As AI companies start to find adoption, we are now starting to see real successes emerge. Arijit Sengupta has built one company and sold it to Salesforce.com. He is doing a second one that is also moving right along. Many insights to draw from this conversation!
Sramana Mitra: Let’s start at the very beginning of your journey. Where are you from? Where were you born, raised, and in what kind of background?
Arijit Sengupta: I was born in India in the Andaman Islands. I spent most of my childhood in Calcutta. I came to the US to study artificial intelligence because at that time even at IIT Kanpur, you could not study AI at the Bachelors level.
I read the book Dimension. The book listed all the researchers who were working on AI. Many of them were at Stanford at that time. I ended up going there.
I figured out that AI is really interesting, but there is more to life. I never really studied Philosophy or anything in the Humanities. Growing up in India, you specialized in science. I ended up getting an Economics degree and missing a Dance minor by one class.
Sramana Mitra: What year was this?
Arijit Sengupta: I was class of 1999, so 1995 to 1999. I went back and checked my passport. I had $240. Of which, I had spent $40 in Singapore. I ended up in the US with $200. I had done a bunch of AI and programming contests in India. I was a geek coming in.
Sramana Mitra: You were exposed to AI at the high-school level?
Arijit Sengupta: Yes, because I just read books. Edward Feigenbaum had written a book called The Fifth Generation.
Sramana Mitra: All I was checking is, there was nothing more than that. Stanford was your first exposure to AI.
Arijit Sengupta: There was a programming contest that they used to have from the science museum community. I was state champion for three to four years. I was national champion a couple of times. Expert systems were very popular at that time.
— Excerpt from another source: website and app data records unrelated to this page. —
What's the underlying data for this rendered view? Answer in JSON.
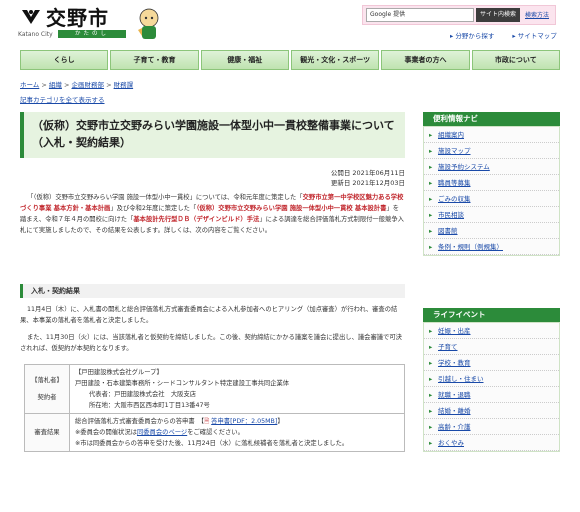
{
  "header": {
    "logo_text": "交野市",
    "logo_sub_en": "Katano City",
    "logo_sub_jp": "かたのし",
    "search_placeholder": "Google 提供",
    "search_button": "サイト内検索",
    "search_howto": "検索方法",
    "quicklinks": [
      "分野から探す",
      "サイトマップ"
    ]
  },
  "nav": [
    "くらし",
    "子育て・教育",
    "健康・福祉",
    "観光・文化・スポーツ",
    "事業者の方へ",
    "市政について"
  ],
  "breadcrumb": {
    "items": [
      "ホーム",
      "組織",
      "企画財務部",
      "財務課"
    ],
    "category_link": "記事カテゴリを全て表示する"
  },
  "page": {
    "title": "（仮称）交野市立交野みらい学園施設一体型小中一貫校整備事業について（入札・契約結果）",
    "published": "公開日 2021年06月11日",
    "updated": "更新日 2021年12月03日",
    "intro_1": "「（仮称）交野市立交野みらい学園 施設一体型小中一貫校」については、令和元年度に策定した「",
    "intro_hl_1": "交野市立第一中学校区魅力ある学校づくり事業 基本方針・基本計画",
    "intro_2": "」及び令和2年度に策定した「",
    "intro_hl_2": "（仮称）交野市立交野みらい学園 施設一体型小中一貫校 基本設計書",
    "intro_3": "」を踏まえ、令和７年４月の開校に向けた「",
    "intro_hl_3": "基本設計先行型ＤＢ（デザインビルド）手法",
    "intro_4": "」による調達を総合評価落札方式制限付一般競争入札にて実施しましたので、その結果を公表します。詳しくは、次の内容をご覧ください。",
    "section_title": "入札・契約結果",
    "para_1": "11月4日（木）に、入札書の開札と総合評価落札方式審査委員会による入札参加者へのヒアリング（加点審査）が行われ、審査の結果、本事業の落札者を落札者と決定しました。",
    "para_2": "また、11月30日（火）には、当該落札者と仮契約を締結しました。この後、契約締結にかかる議案を議会に提出し、議会審議で可決されれば、仮契約が本契約となります。",
    "table": {
      "row1_label": "【落札者】",
      "row1_label2": "契約者",
      "row1_group": "【戸田建設株式会社グループ】",
      "row1_members": "戸田建設・石本建築事務所・シードコンサルタント特定建設工事共同企業体",
      "row1_rep": "代表者：戸田建設株式会社　大阪支店",
      "row1_addr": "所在地：大阪市西区西本町1丁目13番47号",
      "row2_label": "審査結果",
      "row2_line1": "総合評価落札方式審査委員会からの答申書　【",
      "row2_pdf": "答申書[PDF：2.05MB]",
      "row2_line1_end": "】",
      "row2_line2a": "※委員会の開催状況は",
      "row2_line2_link": "同委員会のページ",
      "row2_line2b": "をご確認ください。",
      "row2_line3": "※市は同委員会からの答申を受けた後、11月24日（水）に落札候補者を落札者と決定しました。"
    }
  },
  "sidebar": {
    "nav_title": "便利情報ナビ",
    "nav_items": [
      "組織案内",
      "施設マップ",
      "施設予約システム",
      "職員等募集",
      "ごみの収集",
      "市民相談",
      "図書館",
      "条例・規則（例規集）"
    ],
    "life_title": "ライフイベント",
    "life_items": [
      "妊娠・出産",
      "子育て",
      "学校・教育",
      "引越し・住まい",
      "就職・退職",
      "結婚・離婚",
      "高齢・介護",
      "おくやみ"
    ]
  },
  "colors": {
    "accent": "#2c8b3a",
    "highlight": "#c1272d",
    "link": "#1a4aa8"
  }
}
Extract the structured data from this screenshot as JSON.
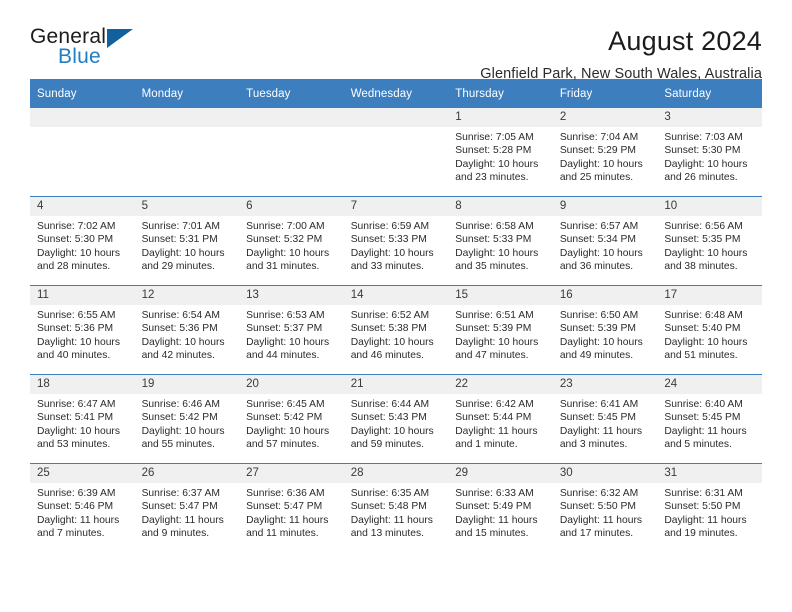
{
  "brand": {
    "name_top": "General",
    "name_bottom": "Blue",
    "triangle_color": "#11619e",
    "blue_color": "#1f7ec4"
  },
  "header": {
    "title": "August 2024",
    "location": "Glenfield Park, New South Wales, Australia"
  },
  "theme": {
    "header_row_bg": "#3d7ebf",
    "daynum_bg": "#f0f0f0",
    "text": "#2b2b2b"
  },
  "weekday_headers": [
    "Sunday",
    "Monday",
    "Tuesday",
    "Wednesday",
    "Thursday",
    "Friday",
    "Saturday"
  ],
  "labels": {
    "sunrise_prefix": "Sunrise: ",
    "sunset_prefix": "Sunset: ",
    "daylight_prefix": "Daylight: "
  },
  "weeks": [
    [
      {
        "day": "",
        "sunrise": "",
        "sunset": "",
        "daylight": "",
        "blank": true
      },
      {
        "day": "",
        "sunrise": "",
        "sunset": "",
        "daylight": "",
        "blank": true
      },
      {
        "day": "",
        "sunrise": "",
        "sunset": "",
        "daylight": "",
        "blank": true
      },
      {
        "day": "",
        "sunrise": "",
        "sunset": "",
        "daylight": "",
        "blank": true
      },
      {
        "day": "1",
        "sunrise": "Sunrise: 7:05 AM",
        "sunset": "Sunset: 5:28 PM",
        "daylight": "Daylight: 10 hours and 23 minutes."
      },
      {
        "day": "2",
        "sunrise": "Sunrise: 7:04 AM",
        "sunset": "Sunset: 5:29 PM",
        "daylight": "Daylight: 10 hours and 25 minutes."
      },
      {
        "day": "3",
        "sunrise": "Sunrise: 7:03 AM",
        "sunset": "Sunset: 5:30 PM",
        "daylight": "Daylight: 10 hours and 26 minutes."
      }
    ],
    [
      {
        "day": "4",
        "sunrise": "Sunrise: 7:02 AM",
        "sunset": "Sunset: 5:30 PM",
        "daylight": "Daylight: 10 hours and 28 minutes."
      },
      {
        "day": "5",
        "sunrise": "Sunrise: 7:01 AM",
        "sunset": "Sunset: 5:31 PM",
        "daylight": "Daylight: 10 hours and 29 minutes."
      },
      {
        "day": "6",
        "sunrise": "Sunrise: 7:00 AM",
        "sunset": "Sunset: 5:32 PM",
        "daylight": "Daylight: 10 hours and 31 minutes."
      },
      {
        "day": "7",
        "sunrise": "Sunrise: 6:59 AM",
        "sunset": "Sunset: 5:33 PM",
        "daylight": "Daylight: 10 hours and 33 minutes."
      },
      {
        "day": "8",
        "sunrise": "Sunrise: 6:58 AM",
        "sunset": "Sunset: 5:33 PM",
        "daylight": "Daylight: 10 hours and 35 minutes."
      },
      {
        "day": "9",
        "sunrise": "Sunrise: 6:57 AM",
        "sunset": "Sunset: 5:34 PM",
        "daylight": "Daylight: 10 hours and 36 minutes."
      },
      {
        "day": "10",
        "sunrise": "Sunrise: 6:56 AM",
        "sunset": "Sunset: 5:35 PM",
        "daylight": "Daylight: 10 hours and 38 minutes."
      }
    ],
    [
      {
        "day": "11",
        "sunrise": "Sunrise: 6:55 AM",
        "sunset": "Sunset: 5:36 PM",
        "daylight": "Daylight: 10 hours and 40 minutes."
      },
      {
        "day": "12",
        "sunrise": "Sunrise: 6:54 AM",
        "sunset": "Sunset: 5:36 PM",
        "daylight": "Daylight: 10 hours and 42 minutes."
      },
      {
        "day": "13",
        "sunrise": "Sunrise: 6:53 AM",
        "sunset": "Sunset: 5:37 PM",
        "daylight": "Daylight: 10 hours and 44 minutes."
      },
      {
        "day": "14",
        "sunrise": "Sunrise: 6:52 AM",
        "sunset": "Sunset: 5:38 PM",
        "daylight": "Daylight: 10 hours and 46 minutes."
      },
      {
        "day": "15",
        "sunrise": "Sunrise: 6:51 AM",
        "sunset": "Sunset: 5:39 PM",
        "daylight": "Daylight: 10 hours and 47 minutes."
      },
      {
        "day": "16",
        "sunrise": "Sunrise: 6:50 AM",
        "sunset": "Sunset: 5:39 PM",
        "daylight": "Daylight: 10 hours and 49 minutes."
      },
      {
        "day": "17",
        "sunrise": "Sunrise: 6:48 AM",
        "sunset": "Sunset: 5:40 PM",
        "daylight": "Daylight: 10 hours and 51 minutes."
      }
    ],
    [
      {
        "day": "18",
        "sunrise": "Sunrise: 6:47 AM",
        "sunset": "Sunset: 5:41 PM",
        "daylight": "Daylight: 10 hours and 53 minutes."
      },
      {
        "day": "19",
        "sunrise": "Sunrise: 6:46 AM",
        "sunset": "Sunset: 5:42 PM",
        "daylight": "Daylight: 10 hours and 55 minutes."
      },
      {
        "day": "20",
        "sunrise": "Sunrise: 6:45 AM",
        "sunset": "Sunset: 5:42 PM",
        "daylight": "Daylight: 10 hours and 57 minutes."
      },
      {
        "day": "21",
        "sunrise": "Sunrise: 6:44 AM",
        "sunset": "Sunset: 5:43 PM",
        "daylight": "Daylight: 10 hours and 59 minutes."
      },
      {
        "day": "22",
        "sunrise": "Sunrise: 6:42 AM",
        "sunset": "Sunset: 5:44 PM",
        "daylight": "Daylight: 11 hours and 1 minute."
      },
      {
        "day": "23",
        "sunrise": "Sunrise: 6:41 AM",
        "sunset": "Sunset: 5:45 PM",
        "daylight": "Daylight: 11 hours and 3 minutes."
      },
      {
        "day": "24",
        "sunrise": "Sunrise: 6:40 AM",
        "sunset": "Sunset: 5:45 PM",
        "daylight": "Daylight: 11 hours and 5 minutes."
      }
    ],
    [
      {
        "day": "25",
        "sunrise": "Sunrise: 6:39 AM",
        "sunset": "Sunset: 5:46 PM",
        "daylight": "Daylight: 11 hours and 7 minutes."
      },
      {
        "day": "26",
        "sunrise": "Sunrise: 6:37 AM",
        "sunset": "Sunset: 5:47 PM",
        "daylight": "Daylight: 11 hours and 9 minutes."
      },
      {
        "day": "27",
        "sunrise": "Sunrise: 6:36 AM",
        "sunset": "Sunset: 5:47 PM",
        "daylight": "Daylight: 11 hours and 11 minutes."
      },
      {
        "day": "28",
        "sunrise": "Sunrise: 6:35 AM",
        "sunset": "Sunset: 5:48 PM",
        "daylight": "Daylight: 11 hours and 13 minutes."
      },
      {
        "day": "29",
        "sunrise": "Sunrise: 6:33 AM",
        "sunset": "Sunset: 5:49 PM",
        "daylight": "Daylight: 11 hours and 15 minutes."
      },
      {
        "day": "30",
        "sunrise": "Sunrise: 6:32 AM",
        "sunset": "Sunset: 5:50 PM",
        "daylight": "Daylight: 11 hours and 17 minutes."
      },
      {
        "day": "31",
        "sunrise": "Sunrise: 6:31 AM",
        "sunset": "Sunset: 5:50 PM",
        "daylight": "Daylight: 11 hours and 19 minutes."
      }
    ]
  ]
}
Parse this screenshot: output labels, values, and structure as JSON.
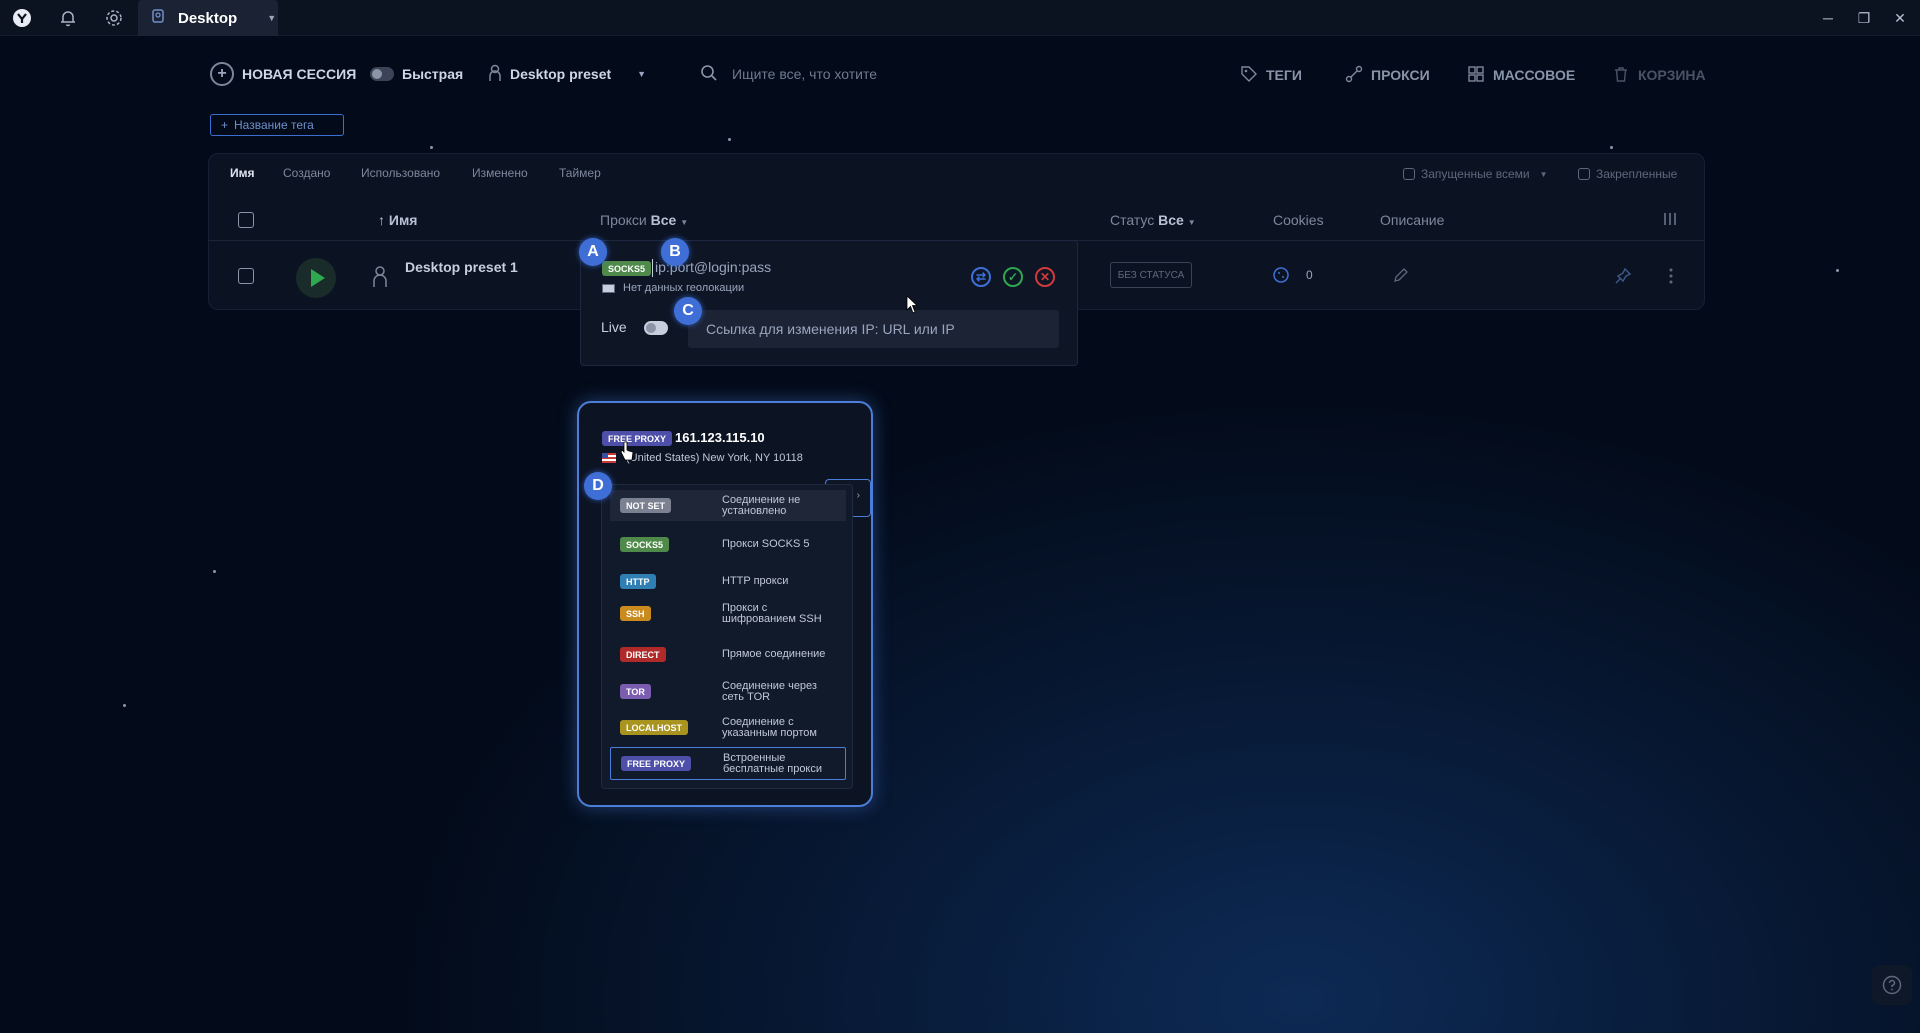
{
  "titlebar": {
    "tab_title": "Desktop"
  },
  "toolbar": {
    "new_session": "НОВАЯ СЕССИЯ",
    "quick": "Быстрая",
    "preset": "Desktop preset",
    "search_placeholder": "Ищите все, что хотите",
    "tags": "ТЕГИ",
    "proxies": "ПРОКСИ",
    "bulk": "МАССОВОЕ",
    "trash": "КОРЗИНА"
  },
  "tag_button": "Название тега",
  "sort_tabs": [
    "Имя",
    "Создано",
    "Использовано",
    "Изменено",
    "Таймер"
  ],
  "filters": {
    "running": "Запущенные всеми",
    "pinned": "Закрепленные"
  },
  "columns": {
    "name": "Имя",
    "proxy": "Прокси",
    "proxy_filter": "Все",
    "status": "Статус",
    "status_filter": "Все",
    "cookies": "Cookies",
    "description": "Описание"
  },
  "row": {
    "name": "Desktop preset 1",
    "status_badge": "БЕЗ СТАТУСА",
    "cookies_count": "0"
  },
  "proxy_editor": {
    "type_badge": "SOCKS5",
    "input_value": "ip:port@login:pass",
    "geo": "Нет данных геолокации",
    "live_label": "Live",
    "live_placeholder": "Ссылка для изменения IP: URL или IP"
  },
  "markers": [
    "A",
    "B",
    "C",
    "D"
  ],
  "free_proxy": {
    "badge": "FREE PROXY",
    "ip": "161.123.115.10",
    "location": "(United States) New York, NY 10118"
  },
  "proxy_types": [
    {
      "badge": "NOT SET",
      "desc": "Соединение не установлено",
      "color": "#7b8190"
    },
    {
      "badge": "SOCKS5",
      "desc": "Прокси SOCKS 5",
      "color": "#4f8a4a"
    },
    {
      "badge": "HTTP",
      "desc": "HTTP прокси",
      "color": "#2f7fb5"
    },
    {
      "badge": "SSH",
      "desc": "Прокси с шифрованием SSH",
      "color": "#c98a1e"
    },
    {
      "badge": "DIRECT",
      "desc": "Прямое соединение",
      "color": "#b02a2a"
    },
    {
      "badge": "TOR",
      "desc": "Соединение через сеть TOR",
      "color": "#7b5db0"
    },
    {
      "badge": "LOCALHOST",
      "desc": "Соединение с указанным портом",
      "color": "#a8941e"
    },
    {
      "badge": "FREE PROXY",
      "desc": "Встроенные бесплатные прокси",
      "color": "#4d4fa8"
    }
  ]
}
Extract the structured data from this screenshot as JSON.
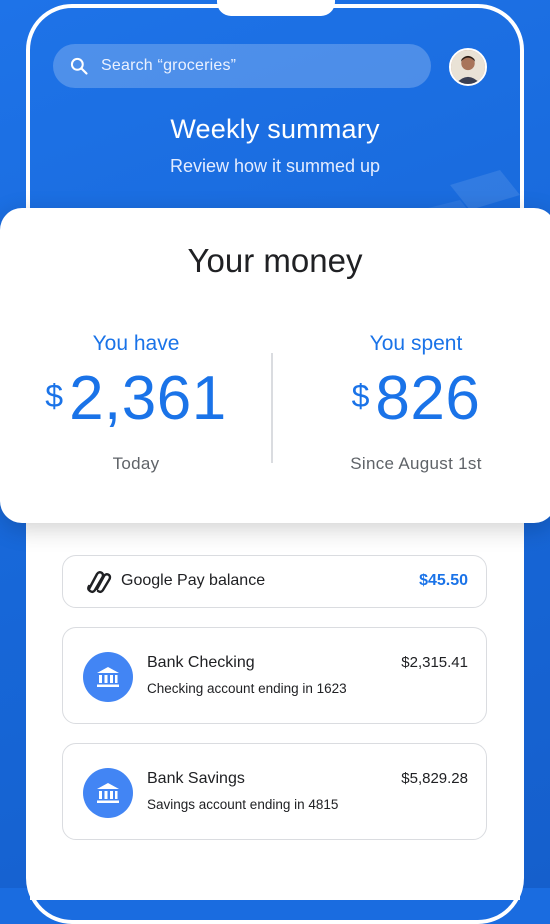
{
  "header": {
    "search_placeholder": "Search “groceries”",
    "title": "Weekly summary",
    "subtitle": "Review how it summed up"
  },
  "card": {
    "title": "Your money",
    "have": {
      "label": "You have",
      "currency": "$",
      "amount": "2,361",
      "sub": "Today"
    },
    "spent": {
      "label": "You spent",
      "currency": "$",
      "amount": "826",
      "sub": "Since August 1st"
    }
  },
  "accounts": {
    "gpay": {
      "label": "Google Pay balance",
      "amount": "$45.50"
    },
    "checking": {
      "name": "Bank Checking",
      "sub": "Checking account ending in 1623",
      "amount": "$2,315.41"
    },
    "savings": {
      "name": "Bank Savings",
      "sub": "Savings account ending in 4815",
      "amount": "$5,829.28"
    }
  },
  "colors": {
    "accent": "#1a73e8",
    "background": "#1a6ce0",
    "bank_icon_bg": "#4285f4"
  },
  "icons": [
    "search-icon",
    "avatar",
    "google-pay-icon",
    "bank-icon"
  ]
}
This was still the time when we were at the end of the expert system hype. I found AI so intriguing because of Asimov’s books to a great extent. I got into so much of robotics because of Asimov. People don’t realize how much of AI is not that complex. You’re basically trying to extrapolate from data. You fall into the same kind of craft in AI that you would fall into any extrapolation from data.
It was a good experience because the professors at Stanford didn’t hype it. Feigenbaum was still at Stanford. In our classes, nobody ever hyped AI. I got a really education out of that.
Sramana Mitra: What happened in 1999? What did you do when you graduated?
Arijit Sengupta: I wanted to go work for Google. Marissa Mayer was my AI TA for one of my classes and she was my debate team captain. I had to get a green card, so I ended up in Oracle instead.
I was at Oracle for almost four years. From there, I went to Harvard Business School. I did a bunch of standards body work. I was on the technical committee for the UNC. I would be in these meetings and I had no idea what EBITDA meant. I didn’t know any of the business metrics.
I went to Harvard Business School to get my MBA. There, I met Clay Christensen who taught this class, “Building a Sustainably Successful Enterprise.” I went to him and said, “Will you be my professor for the Harvard Business Plan contest?” He agreed to be my faculty sponsor and I ended up doing a lot of research which led to my first company called BeyondCore.
Sramana Mitra: What year was that?
Arijit Sengupta: It was officially founded in 2003 but I ended up doing a lot of research on it for a while. Seven years later, Menlo Ventures funded us.